Right now, we have very large defence asset contracts that have been blown out by billions and they're way too late. Their timelines have been blown out, and in case of the future submarine program by up to a decade. Now our job is to say to the Government you need to get your house in order, elevating rhetoric will not actually deliver any jobs here or anywhere around the country. So, what Labor will be doing obviously and it's consistent with what Nita said is, we will be focusing on manufacturing and of course a significant part of that is defence industry. We will make sure that the highest proportion possible of local jobs will be part of any defence contracts. We will make sure there are enforceable provisions in defence asset contracts, which do not exist currently in many of the contracts which has gotten us into trouble.

It's no point talking about local jobs if you can't deliver. We for example at the last election, and Nita touched on this, said that if there was any taxpayer money at the Commonwealth level in any contract, we believe at the very minimum, there should be 10% of the workforce be apprentices.
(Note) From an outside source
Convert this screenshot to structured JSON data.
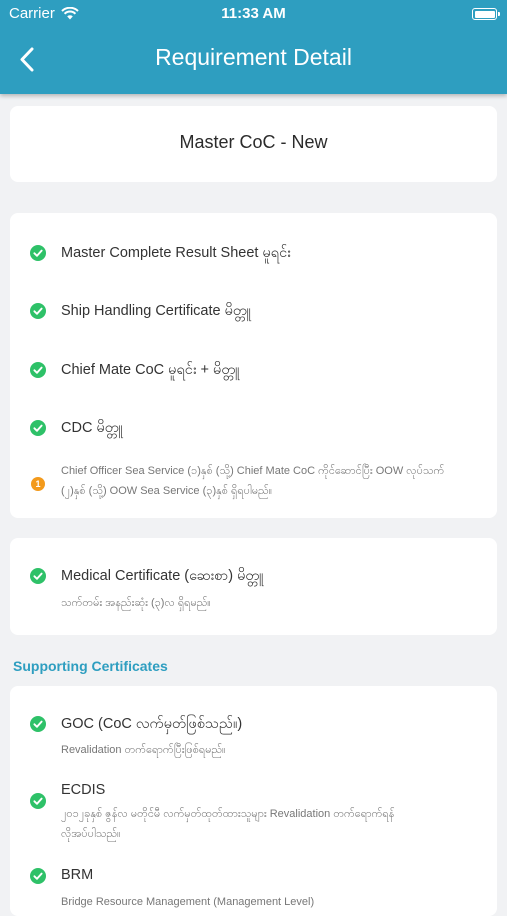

Now that happens already here, the good employers here already say that they want to commit to 10% apprentices, but we would say that should be a procurement rule so all employers are compelled, if they want to engage with the Commonwealth with contracts to ensure that they have at least 10% apprentices as part of their workforce. It's those types of enforceable provisions using what is effectively billions of dollars of taxpayers money makes the big difference to regions like this one. So what we say to the Government is, you can't talk about local content if it's not going to be delivered, you can't talk about apprentices if you don't compel them to be employed and to be listed through an apprenticeship process, and we would say if the Government, and indeed we would welcome the Government if they actually chose to do that but currently, in many instances, their rhetoric and their actions are at odds with each other.

JOURNALIST: Just a question on the NSC that I understand is meeting this morning to discuss the latest outbreak. Realistically, what could something like the National Security Council actually do?

O'CONNOR: Well, the National Security Committee of Cabinet is of course a very important part of the Cabinet process. It has on it, the most important defence and national security agencies and of course it's chaired by the Prime Minister and has about six national security portfolios or Ministers on it and I think it's fair to say this is something that should happen. The fact is that COVID or a global pandemic, is actually a national security risk, and we need to see it through that prism. We certainly need to sit through the prism of a public health challenge, but I think it's also fair to say, we need to be ensuring that we look at any potential national security risks in relation to any virus, like COVID. So I think it's a very good thing that the Government's convening a National Security Committee of Cabinet.

I think it's also important that the Prime Minister convenes the national cabinet as he calls it, and make sure we start getting a better response to the major challenges that confront us as a nation, and they are of course, in the case of Scott Morrison's priorities, they should be two things. One, he should be building purpose built quarantine facilities, as soon as possible. In fact it should have already happened. And two of course, he needs to ensure the acceleration of the vaccination process so that Australians are protected from this pandemic. To date, we are woefully inadequate in terms of the numbers of Australians that have been vaccinated. We are way behind most of the world. We're not at the front of the queue, and it's about time the Prime Minister delivered on what he said he would do when he said he'd protect Australians. Now to date, we are not even at 4% of vaccinations. That is way too low. With the outbreak now that's in New South Wales spreading to other parts of Australia, vaccinations and purpose built quarantines are essential and that is where the government federally, is letting Australians down.

Any other questions? All good? Thank you.